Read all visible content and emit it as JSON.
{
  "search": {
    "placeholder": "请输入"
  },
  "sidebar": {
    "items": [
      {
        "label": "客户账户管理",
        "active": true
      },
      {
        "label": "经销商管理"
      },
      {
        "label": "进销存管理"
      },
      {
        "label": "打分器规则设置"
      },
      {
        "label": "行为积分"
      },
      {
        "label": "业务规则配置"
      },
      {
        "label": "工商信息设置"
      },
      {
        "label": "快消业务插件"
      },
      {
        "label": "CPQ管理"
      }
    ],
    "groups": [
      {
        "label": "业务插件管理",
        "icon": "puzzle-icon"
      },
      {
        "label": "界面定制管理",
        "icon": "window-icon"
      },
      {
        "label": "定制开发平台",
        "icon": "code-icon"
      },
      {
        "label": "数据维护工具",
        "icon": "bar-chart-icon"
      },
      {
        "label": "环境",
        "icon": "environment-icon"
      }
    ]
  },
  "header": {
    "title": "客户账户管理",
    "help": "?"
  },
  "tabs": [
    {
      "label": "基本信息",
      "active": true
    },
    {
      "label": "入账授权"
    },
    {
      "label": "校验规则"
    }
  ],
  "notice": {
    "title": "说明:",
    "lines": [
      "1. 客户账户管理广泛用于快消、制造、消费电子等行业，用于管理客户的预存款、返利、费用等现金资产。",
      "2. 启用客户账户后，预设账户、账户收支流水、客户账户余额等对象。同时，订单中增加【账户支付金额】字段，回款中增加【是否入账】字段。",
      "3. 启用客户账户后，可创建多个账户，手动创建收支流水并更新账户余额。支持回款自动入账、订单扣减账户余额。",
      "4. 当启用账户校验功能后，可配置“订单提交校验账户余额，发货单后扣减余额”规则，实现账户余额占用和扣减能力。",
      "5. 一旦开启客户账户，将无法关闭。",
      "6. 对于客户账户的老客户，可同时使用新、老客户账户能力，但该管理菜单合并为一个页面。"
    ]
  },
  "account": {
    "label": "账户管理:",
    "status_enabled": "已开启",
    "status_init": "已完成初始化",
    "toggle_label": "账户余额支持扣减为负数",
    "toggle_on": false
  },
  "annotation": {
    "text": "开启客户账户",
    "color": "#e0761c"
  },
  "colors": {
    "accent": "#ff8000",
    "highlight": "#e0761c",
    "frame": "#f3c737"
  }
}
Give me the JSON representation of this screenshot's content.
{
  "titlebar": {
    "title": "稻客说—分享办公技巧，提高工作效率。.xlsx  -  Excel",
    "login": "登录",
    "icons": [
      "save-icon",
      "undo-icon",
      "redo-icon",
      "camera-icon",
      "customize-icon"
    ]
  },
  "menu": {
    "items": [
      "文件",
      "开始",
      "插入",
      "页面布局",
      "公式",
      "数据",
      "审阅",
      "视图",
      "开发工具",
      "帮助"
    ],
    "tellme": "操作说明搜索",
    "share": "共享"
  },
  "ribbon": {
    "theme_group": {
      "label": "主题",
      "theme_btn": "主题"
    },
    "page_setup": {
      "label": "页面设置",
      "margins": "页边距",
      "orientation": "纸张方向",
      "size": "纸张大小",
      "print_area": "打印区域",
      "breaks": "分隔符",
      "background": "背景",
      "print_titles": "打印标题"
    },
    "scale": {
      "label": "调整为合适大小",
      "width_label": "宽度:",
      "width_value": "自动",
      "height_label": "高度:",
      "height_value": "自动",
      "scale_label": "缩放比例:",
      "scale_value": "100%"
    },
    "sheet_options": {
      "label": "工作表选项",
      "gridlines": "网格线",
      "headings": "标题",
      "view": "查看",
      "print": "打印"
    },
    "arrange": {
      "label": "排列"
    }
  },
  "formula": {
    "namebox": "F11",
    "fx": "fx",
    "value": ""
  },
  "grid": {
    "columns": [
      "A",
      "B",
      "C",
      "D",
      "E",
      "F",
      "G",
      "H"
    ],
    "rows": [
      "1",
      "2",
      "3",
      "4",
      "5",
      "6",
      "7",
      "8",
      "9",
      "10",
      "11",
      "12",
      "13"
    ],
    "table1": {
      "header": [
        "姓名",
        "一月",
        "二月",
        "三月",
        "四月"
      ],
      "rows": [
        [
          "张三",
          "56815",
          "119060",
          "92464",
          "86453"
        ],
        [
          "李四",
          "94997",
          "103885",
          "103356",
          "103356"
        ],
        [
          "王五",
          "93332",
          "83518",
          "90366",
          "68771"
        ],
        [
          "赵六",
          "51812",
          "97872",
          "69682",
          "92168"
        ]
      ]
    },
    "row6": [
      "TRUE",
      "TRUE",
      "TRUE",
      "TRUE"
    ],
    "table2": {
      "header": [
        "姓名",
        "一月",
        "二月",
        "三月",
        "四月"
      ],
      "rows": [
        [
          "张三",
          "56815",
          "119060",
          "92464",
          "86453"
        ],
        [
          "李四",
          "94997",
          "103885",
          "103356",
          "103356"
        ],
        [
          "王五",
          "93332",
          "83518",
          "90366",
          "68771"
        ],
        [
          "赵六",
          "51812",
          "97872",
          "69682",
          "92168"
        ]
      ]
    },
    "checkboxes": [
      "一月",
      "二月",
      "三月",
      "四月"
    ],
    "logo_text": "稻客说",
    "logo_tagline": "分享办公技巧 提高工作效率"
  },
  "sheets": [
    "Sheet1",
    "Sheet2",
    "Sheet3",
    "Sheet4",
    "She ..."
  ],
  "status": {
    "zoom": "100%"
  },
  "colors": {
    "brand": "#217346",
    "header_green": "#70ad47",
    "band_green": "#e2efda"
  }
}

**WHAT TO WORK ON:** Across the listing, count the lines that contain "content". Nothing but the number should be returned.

**SOLVED EXERCISE:** 2